Since the end of the civil war in April 2002 Mr Dos Santos has repeatedly promised to hold a presidential poll but then delayed it, first because of the legislative elections in September 2008, and then because of the constitutional revision which lasted the whole of 2009. However, with the rapid approval of the new constitution the issue appears to have been resolved definitively, doing away with the presidential election altogether and leaving selection of the country’s leader to the ruling party, a similar system to that currently in operation in South Africa (and the UK). This has made a mockery of the so-called public consultation process, as Luanda abandoned previous plans to hold a referendum on the new constitution and instead used its absolute majority to push the measure through the National Assembly.

Despite the protestations of the opposition, the new arrangement does not represent a major change in the country’s polity, but merely confirms the status quo. President Dos Santos has long been the supreme arbiter of political affairs in Angola  and involved in sealing huge sums of money banked for his personal gain full of corruption and theft, and the new constitution removes any equivocation about the limits of his which is power which is wrong and unfair to Angolans. The new constitution does away with the prime minister, who is little more than a ceremonial figure, and instead allows the Angolan president to appoint his own deputy-president to head the government, who will be under direct presidential control which is also wrong. The new constitution does set a two-term limit for presidents, but as has been the case in many other African countries Mr Dos Santos’s previous 30 years in office will not be considered by the new constitution, enabling him to continue in office until at least 2022 which is unfair he must be ruled out and must not be a presidential candidate if he want must not be a presidential nominee.

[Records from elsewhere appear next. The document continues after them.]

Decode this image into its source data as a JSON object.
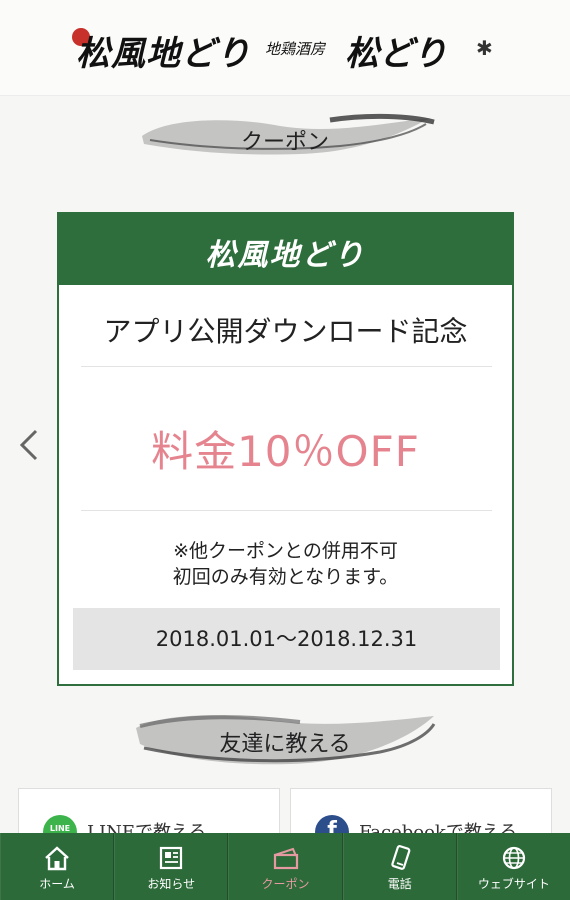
{
  "header": {
    "brand_main": "松風地どり",
    "brand_sub_small": "地鶏酒房",
    "brand_sub_big": "松どり"
  },
  "coupon_section": {
    "title": "クーポン"
  },
  "coupon": {
    "logo": "松風地どり",
    "title": "アプリ公開ダウンロード記念",
    "discount": "料金10％OFF",
    "note_line1": "※他クーポンとの併用不可",
    "note_line2": "初回のみ有効となります。",
    "period": "2018.01.01～2018.12.31"
  },
  "share_section": {
    "title": "友達に教える",
    "line_label": "LINEで教える",
    "line_icon_text": "LINE",
    "facebook_label": "Facebookで教える",
    "facebook_icon_text": "f"
  },
  "colors": {
    "brand_green": "#2e6d3c",
    "discount_pink": "#e5848e",
    "line_green": "#3cb44b",
    "facebook_blue": "#2c4f8c"
  },
  "tabbar": {
    "items": [
      {
        "label": "ホーム",
        "icon": "home-icon"
      },
      {
        "label": "お知らせ",
        "icon": "news-icon"
      },
      {
        "label": "クーポン",
        "icon": "coupon-icon"
      },
      {
        "label": "電話",
        "icon": "phone-icon"
      },
      {
        "label": "ウェブサイト",
        "icon": "globe-icon"
      }
    ],
    "active_label": "クーポン"
  }
}
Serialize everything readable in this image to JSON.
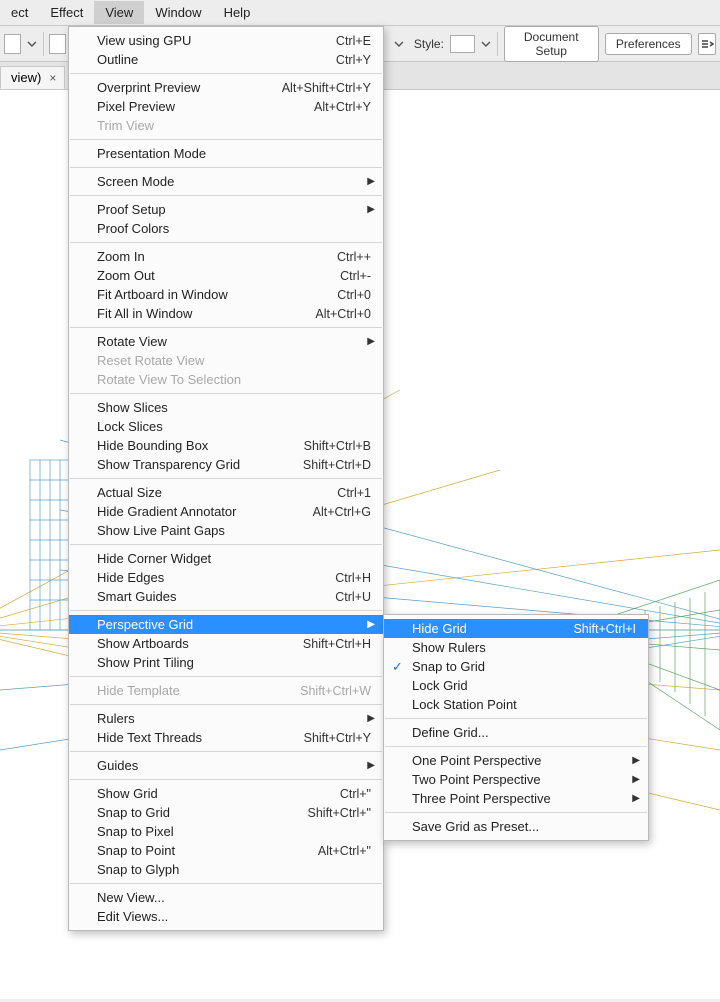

Nevertheless, the widespread assumption that the constitutional revision was carried out to enable Mr Dos Santos to remain as president for life which is wrong and internationally condemned is proving to prove misplaced and mislead. Throughout his tenure Mr Dos Santos has overseen a “cryptocratic” government, in which the levers of power are hidden, decisions come down from on high and ministers can be fired without warning like clerks. The Angolan president has deliberately chosen not to groom a successor and instead prefers to keep his real intentions secret from potential rivals. Moreover, anyone unwise enough to emerge as a popular rival within the party has been swiftly sidelined, ensuring the continuing dominance of the president’s inner circle. The true motivation behind the constitutional change might therefore have been less about securing Mr Dos Santos’s indefinite grip on power and more about giving him control over if or when he decides to step down as MPLA and Angolan president. Given his increasing age and persistent rumours of his ill health, it is just as likely that he can not step down from power for years. Under the new constitution, however, the decision is now entirely in his hands, ensuring that the hobbled opposition will be left guessing his next move.

To this end, I request you to compel and to influence to change the Angolan Constitution to enable normal human values and conditions prevailing.

Awaiting your action soon.

Cassidy Johns Chitali.

United States Army and CIA Top Adviser Special Forces.

Luanda, Angola.

Phone call: +244937705925